Out of 10 orders, 1 invoice has a price error. An invoice for another order contains items reported to the vendor with errors on arrival. The delivery on the third order is missing Despatch Advice.
These 3 errors generate 3 credit notes / deviations and service level is 70%.

Example 2:

Out of 10 orders, 1 of the orders on the invoice has a price error on a product and another item on the same invoice has an error / defect reported to the supplier.
If the errors can be corrected on a single credit note, the service level is 90%.

Definitions – Combined target measures

The priority target measures can be combined in different ways, to create Combined target measures.

STAND has defined 3 examples:

Target measure Delivery Order – Availability

The target measure “Delivery Order” gives the proportion of the orders that are properly delivered.

Definition:

Quantity of complete orders delivered = Level of Order Delivery
Total number of orders ordered

 

A complete delivery order contains all ordered sales units, in the correct quantity

Availability will primarily be measured as the priority target measure “Proper Quantity – Availability”, but to calculate the combined measurements below, it is a prerequisite that “Delivery Order – Availability” is calculated.

Complete orders at the right time – Availability & Reliability

The target measure describes both accessibility and reliability in the interaction.

The target measure is composed of the target measures:

  • Delivery of Order – Availability
  • At the right time – Reliability.

Definition:

Availability expressed per order

–  Quantity of late or early delivery orders

= Complete orders at the right time
Total quantity of orders

 

Only one error per. order is counted

The measurement of “Complete Orders at the Right Time” shall be done at the place of arrival. At Incoterms Ex Works delivery terms, this is the supplier’s ramp

The perfect order

This is the most demanding target measure and measures all types of deviations regarding complete orders.

The target measure is composed of three previously defined target measures:

  • Delivery of Order – Availability
  • At the right time – reliability
  • Correct administration – Security

Definition:

 Quantity of complete orders delivered

– late or early delivery orders

– Orders with missing or incorrect documents

– Orders with credit / debit notes

 

 

= The perfect order

Total quantity of orders

 

Only one error per. order is counted

If both the supplier and the customer’s obligations are considered in the target measure, the target measure represents the performance that the parties create in common.

Examples of calculation of service level for priority target measures can be found in the document

Examples of combined target measures.

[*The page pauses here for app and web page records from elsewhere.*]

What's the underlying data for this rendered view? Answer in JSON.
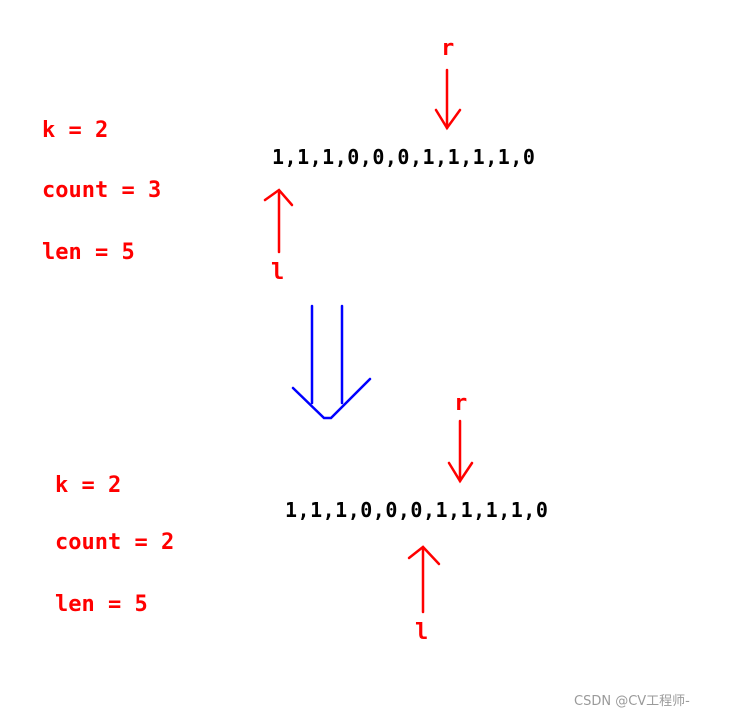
{
  "before": {
    "vars": [
      "k = 2",
      "count = 3",
      "len = 5"
    ],
    "array": "1,1,1,0,0,0,1,1,1,1,0",
    "right_pointer": "r",
    "left_pointer": "l"
  },
  "after": {
    "vars": [
      "k = 2",
      "count = 2",
      "len = 5"
    ],
    "array": "1,1,1,0,0,0,1,1,1,1,0",
    "right_pointer": "r",
    "left_pointer": "l"
  },
  "transition": {
    "icon": "double-down-arrow-icon"
  },
  "colors": {
    "annotation": "#ff0000",
    "array_text": "#000000",
    "transition_arrow": "#0000ff",
    "watermark": "#9a9a9a"
  },
  "watermark": "CSDN @CV工程师-"
}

Service level is measured in %

Target measures Delivery Order – Availability

Example 1:
If 10 orders are missing 1 sales unit in one order at the time of delivery, service level is 90%.

Example 2:
If there among 10 orders is missing 1 sales unit in one order and 50 in another order at delivery time, service level is 80%.

Complete orders at the right time – Availability & Reliability

Example 1:
If one of 10 orders ordered is missing 6 sales units in one order and another order is delayed, the Complete Order service level is 80%.

Example 2:
If there are 10 orders, 2 orders are out of time, and one of the orders that are not in time is also incomplete, the service level of complete order is 80%.

The perfect order

Example 1:
If there among 10 orders are missing one sales unit on one order. Another order is delivered too late. The third order has generated a credit note, the service level is 70%.

Example 2:
If there among 10 orders is missing 1 sales unit in one order and the same order is delivered prematurely. Another order of products has errors and has generated a credit note, the service level is 80%.